DATA UNDER STUDY below:

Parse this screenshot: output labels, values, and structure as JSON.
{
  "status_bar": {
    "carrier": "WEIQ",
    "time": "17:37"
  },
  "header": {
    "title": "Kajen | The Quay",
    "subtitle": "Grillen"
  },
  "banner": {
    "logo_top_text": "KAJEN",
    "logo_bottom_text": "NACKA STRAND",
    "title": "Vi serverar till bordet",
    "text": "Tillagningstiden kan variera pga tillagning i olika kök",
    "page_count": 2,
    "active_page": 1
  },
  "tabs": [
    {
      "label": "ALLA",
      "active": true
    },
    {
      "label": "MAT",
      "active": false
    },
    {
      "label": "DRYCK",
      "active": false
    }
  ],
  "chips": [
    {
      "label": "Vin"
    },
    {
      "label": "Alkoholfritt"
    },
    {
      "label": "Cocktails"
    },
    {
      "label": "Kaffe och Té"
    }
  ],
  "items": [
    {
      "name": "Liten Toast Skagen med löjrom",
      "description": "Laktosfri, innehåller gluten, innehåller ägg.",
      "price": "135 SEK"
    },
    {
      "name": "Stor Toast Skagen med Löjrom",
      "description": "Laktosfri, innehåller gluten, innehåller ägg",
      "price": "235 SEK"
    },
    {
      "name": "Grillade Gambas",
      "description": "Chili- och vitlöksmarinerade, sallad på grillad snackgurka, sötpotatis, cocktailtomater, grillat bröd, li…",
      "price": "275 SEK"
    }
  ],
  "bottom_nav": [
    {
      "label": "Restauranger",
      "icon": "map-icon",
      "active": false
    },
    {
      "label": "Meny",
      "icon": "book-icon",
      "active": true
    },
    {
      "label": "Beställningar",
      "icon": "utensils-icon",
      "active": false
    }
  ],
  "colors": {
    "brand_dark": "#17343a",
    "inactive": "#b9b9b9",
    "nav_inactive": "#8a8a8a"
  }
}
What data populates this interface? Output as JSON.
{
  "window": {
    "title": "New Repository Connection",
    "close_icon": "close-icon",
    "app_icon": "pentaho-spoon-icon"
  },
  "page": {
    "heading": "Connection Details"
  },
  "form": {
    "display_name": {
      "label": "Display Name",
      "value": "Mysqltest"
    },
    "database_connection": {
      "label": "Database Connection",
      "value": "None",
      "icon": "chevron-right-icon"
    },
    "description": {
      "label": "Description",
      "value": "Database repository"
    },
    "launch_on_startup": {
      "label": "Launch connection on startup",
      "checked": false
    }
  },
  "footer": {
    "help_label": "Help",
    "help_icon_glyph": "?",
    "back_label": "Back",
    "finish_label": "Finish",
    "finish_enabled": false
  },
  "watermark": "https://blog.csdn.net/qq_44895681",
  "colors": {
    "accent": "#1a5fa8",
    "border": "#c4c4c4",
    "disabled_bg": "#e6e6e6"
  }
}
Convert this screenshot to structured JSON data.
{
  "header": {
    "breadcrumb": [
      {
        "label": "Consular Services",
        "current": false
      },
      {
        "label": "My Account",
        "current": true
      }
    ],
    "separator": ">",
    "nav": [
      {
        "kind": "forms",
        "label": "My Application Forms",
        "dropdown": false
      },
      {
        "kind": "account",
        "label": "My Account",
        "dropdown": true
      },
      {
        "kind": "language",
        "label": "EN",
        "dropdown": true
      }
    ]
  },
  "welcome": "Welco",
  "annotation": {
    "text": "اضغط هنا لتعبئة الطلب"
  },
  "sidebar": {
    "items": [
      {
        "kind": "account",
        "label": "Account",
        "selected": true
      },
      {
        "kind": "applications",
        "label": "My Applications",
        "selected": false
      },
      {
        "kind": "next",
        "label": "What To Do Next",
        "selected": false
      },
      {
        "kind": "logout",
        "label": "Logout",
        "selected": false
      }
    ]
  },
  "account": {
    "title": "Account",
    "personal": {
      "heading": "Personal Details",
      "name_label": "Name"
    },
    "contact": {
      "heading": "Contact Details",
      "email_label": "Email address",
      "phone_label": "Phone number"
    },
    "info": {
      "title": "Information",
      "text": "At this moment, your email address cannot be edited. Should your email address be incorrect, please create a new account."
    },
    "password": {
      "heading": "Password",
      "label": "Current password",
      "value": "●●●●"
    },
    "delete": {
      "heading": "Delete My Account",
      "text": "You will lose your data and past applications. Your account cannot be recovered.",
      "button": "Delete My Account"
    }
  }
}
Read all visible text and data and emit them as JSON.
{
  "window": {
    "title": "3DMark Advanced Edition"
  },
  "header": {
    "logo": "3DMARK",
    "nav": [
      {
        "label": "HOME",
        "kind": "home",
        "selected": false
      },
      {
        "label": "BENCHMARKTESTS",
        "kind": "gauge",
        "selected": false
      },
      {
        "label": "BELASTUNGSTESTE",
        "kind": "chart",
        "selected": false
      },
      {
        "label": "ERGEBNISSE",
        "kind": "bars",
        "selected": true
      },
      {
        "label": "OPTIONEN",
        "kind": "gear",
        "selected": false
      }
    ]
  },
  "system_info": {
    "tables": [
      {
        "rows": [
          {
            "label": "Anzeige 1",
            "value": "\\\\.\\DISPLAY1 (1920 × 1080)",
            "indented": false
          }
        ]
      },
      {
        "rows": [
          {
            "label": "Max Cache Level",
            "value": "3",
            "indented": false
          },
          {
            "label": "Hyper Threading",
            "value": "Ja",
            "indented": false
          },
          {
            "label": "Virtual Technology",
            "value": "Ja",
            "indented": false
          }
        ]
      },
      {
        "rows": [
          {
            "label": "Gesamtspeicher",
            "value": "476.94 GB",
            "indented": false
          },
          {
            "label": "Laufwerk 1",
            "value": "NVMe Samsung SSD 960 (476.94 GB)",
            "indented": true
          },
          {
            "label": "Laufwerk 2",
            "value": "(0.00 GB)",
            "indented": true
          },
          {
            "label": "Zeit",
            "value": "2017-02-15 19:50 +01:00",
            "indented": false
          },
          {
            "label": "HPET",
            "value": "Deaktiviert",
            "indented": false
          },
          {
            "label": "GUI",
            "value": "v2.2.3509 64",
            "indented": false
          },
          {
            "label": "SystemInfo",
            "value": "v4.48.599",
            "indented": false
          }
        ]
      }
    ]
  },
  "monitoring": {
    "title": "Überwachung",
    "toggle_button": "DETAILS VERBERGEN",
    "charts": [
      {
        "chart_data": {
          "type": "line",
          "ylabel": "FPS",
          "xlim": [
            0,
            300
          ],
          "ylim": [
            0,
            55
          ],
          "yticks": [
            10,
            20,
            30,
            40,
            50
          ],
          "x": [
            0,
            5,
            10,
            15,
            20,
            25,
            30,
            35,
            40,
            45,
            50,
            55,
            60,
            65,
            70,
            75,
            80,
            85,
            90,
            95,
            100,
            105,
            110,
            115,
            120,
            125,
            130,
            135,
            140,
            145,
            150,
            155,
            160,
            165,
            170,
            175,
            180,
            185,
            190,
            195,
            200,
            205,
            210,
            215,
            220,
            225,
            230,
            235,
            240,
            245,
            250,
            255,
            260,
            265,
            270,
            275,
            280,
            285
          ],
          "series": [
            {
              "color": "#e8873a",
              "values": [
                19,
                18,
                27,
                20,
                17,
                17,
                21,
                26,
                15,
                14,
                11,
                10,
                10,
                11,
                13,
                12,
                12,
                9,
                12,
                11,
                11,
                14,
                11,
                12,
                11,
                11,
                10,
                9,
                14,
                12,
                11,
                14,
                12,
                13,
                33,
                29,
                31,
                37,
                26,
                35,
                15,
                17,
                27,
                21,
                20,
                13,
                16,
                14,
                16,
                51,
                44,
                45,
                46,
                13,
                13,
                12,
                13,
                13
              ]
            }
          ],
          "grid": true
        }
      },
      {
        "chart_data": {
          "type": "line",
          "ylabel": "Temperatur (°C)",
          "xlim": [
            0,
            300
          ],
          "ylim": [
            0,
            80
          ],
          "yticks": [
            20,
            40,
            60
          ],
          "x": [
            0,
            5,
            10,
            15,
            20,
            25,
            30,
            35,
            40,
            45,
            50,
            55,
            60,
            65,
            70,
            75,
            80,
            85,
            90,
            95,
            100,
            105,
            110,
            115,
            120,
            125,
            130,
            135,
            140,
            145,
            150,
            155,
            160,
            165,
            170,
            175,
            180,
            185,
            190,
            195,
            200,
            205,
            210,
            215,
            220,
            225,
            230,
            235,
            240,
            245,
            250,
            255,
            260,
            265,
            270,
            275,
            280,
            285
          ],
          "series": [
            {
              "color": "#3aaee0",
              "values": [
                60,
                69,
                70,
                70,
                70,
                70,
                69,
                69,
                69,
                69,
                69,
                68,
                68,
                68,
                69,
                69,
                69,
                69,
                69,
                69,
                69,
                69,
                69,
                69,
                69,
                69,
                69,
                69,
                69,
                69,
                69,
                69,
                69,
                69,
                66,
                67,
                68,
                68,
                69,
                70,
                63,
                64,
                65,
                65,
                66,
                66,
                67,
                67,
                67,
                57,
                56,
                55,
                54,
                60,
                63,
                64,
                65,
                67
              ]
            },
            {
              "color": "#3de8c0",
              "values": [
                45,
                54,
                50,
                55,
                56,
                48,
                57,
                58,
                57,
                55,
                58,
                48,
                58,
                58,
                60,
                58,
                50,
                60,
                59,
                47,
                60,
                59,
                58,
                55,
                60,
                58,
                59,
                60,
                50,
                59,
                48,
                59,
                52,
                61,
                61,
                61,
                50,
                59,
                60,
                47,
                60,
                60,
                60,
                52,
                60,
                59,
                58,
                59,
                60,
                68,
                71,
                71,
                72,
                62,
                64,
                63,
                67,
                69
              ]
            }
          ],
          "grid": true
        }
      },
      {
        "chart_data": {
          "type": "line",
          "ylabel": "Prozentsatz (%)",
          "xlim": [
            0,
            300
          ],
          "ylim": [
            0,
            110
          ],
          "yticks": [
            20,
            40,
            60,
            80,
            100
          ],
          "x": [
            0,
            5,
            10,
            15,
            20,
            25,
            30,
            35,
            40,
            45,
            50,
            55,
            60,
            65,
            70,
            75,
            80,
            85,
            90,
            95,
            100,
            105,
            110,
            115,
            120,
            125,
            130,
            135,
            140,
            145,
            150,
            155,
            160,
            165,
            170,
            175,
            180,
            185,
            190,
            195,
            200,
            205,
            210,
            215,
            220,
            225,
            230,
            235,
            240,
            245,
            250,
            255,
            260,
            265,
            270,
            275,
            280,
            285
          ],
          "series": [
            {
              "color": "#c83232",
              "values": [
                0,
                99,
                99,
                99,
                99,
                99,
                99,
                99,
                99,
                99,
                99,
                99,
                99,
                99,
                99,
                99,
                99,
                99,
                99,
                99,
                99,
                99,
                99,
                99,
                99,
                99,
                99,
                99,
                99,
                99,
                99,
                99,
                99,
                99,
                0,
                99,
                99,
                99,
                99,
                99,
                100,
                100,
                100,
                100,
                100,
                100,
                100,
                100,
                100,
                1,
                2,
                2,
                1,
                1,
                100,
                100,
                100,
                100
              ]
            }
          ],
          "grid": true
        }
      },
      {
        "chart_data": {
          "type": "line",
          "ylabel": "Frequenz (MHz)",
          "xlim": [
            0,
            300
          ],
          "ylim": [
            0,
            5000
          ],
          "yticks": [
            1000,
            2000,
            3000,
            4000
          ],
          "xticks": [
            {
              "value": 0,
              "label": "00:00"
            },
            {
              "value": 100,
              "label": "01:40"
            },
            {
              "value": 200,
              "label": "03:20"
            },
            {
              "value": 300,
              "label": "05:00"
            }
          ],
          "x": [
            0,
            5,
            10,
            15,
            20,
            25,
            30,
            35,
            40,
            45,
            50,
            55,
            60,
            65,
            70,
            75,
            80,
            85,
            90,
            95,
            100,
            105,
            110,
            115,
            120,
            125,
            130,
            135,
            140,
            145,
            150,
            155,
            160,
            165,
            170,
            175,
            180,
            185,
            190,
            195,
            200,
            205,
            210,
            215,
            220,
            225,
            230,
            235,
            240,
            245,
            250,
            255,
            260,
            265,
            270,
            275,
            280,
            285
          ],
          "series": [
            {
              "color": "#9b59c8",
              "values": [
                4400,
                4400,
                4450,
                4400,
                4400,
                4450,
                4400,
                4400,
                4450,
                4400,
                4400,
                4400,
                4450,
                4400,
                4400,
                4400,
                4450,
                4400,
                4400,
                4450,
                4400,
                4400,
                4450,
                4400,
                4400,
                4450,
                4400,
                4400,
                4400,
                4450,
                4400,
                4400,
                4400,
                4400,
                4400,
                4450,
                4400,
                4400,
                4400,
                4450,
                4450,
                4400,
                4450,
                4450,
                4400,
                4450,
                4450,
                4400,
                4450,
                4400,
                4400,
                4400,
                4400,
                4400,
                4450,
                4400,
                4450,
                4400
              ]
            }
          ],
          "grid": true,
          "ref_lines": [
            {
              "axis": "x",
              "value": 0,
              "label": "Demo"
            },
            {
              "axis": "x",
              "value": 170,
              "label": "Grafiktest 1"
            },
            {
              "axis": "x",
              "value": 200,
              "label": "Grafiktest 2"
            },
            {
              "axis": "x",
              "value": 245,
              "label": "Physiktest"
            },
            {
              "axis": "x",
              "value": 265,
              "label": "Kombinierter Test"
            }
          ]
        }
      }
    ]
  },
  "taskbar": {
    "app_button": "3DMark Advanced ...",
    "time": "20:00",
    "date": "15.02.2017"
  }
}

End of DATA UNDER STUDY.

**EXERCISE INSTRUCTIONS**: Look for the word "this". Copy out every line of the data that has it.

**TASK RESULT**:
Parse this screenshot: output labels, values, and structure as JSON.
What data populates this interface? Output as JSON.
Convert this screenshot to structured JSON data.
      "text": "At this moment, your email address cannot be edited. Should your email address be incorrect, please create a new account."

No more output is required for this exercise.